Water-in-oil dispersion modeling is critical to assess the internal corrosion in pipelines, specifically for the oil and gas industry applications. In many oil transportation facilities, a small amount of water could be entrained in production fluids. Turbulence can break out the water into the form of tiny droplets. Under certain conditions in horizontal or inclined pipelines, water droplets can settle and contact the wall which may lead to CO2 and/or O2 or other forms of corrosion and damage the transport system integrity.
In the present study, a novel transient approach has been developed that provides water concentrations across the pipe section. A one-dimensional transient finite-difference computational model has been used to determine concentration distribution in a vertical direction across the pipe. Calculated water fractions using the transient model is compared to experimental data and more comprehensive 3-D Computational Fluid Dynamics (CFD) approach for various flow conditions and watercuts that shows the viability of the simplified one-dimensional approach. The proposed model is capable of predicting water dispersion at different locations and could be utilized for various pipe-flow systems.

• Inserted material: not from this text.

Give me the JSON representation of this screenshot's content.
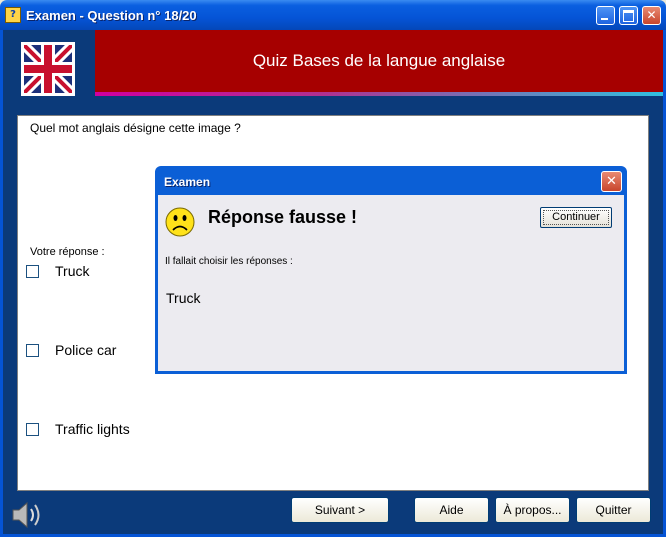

Furthermore, water in the form of droplets or liquid film can result in corrosion when it wets the pipeline surface. Consequently, the calculated water concentration at the bottom of the pipe assists in determining wettability of the pipe surface by water and evaluating the corrosion risk along the pipeline.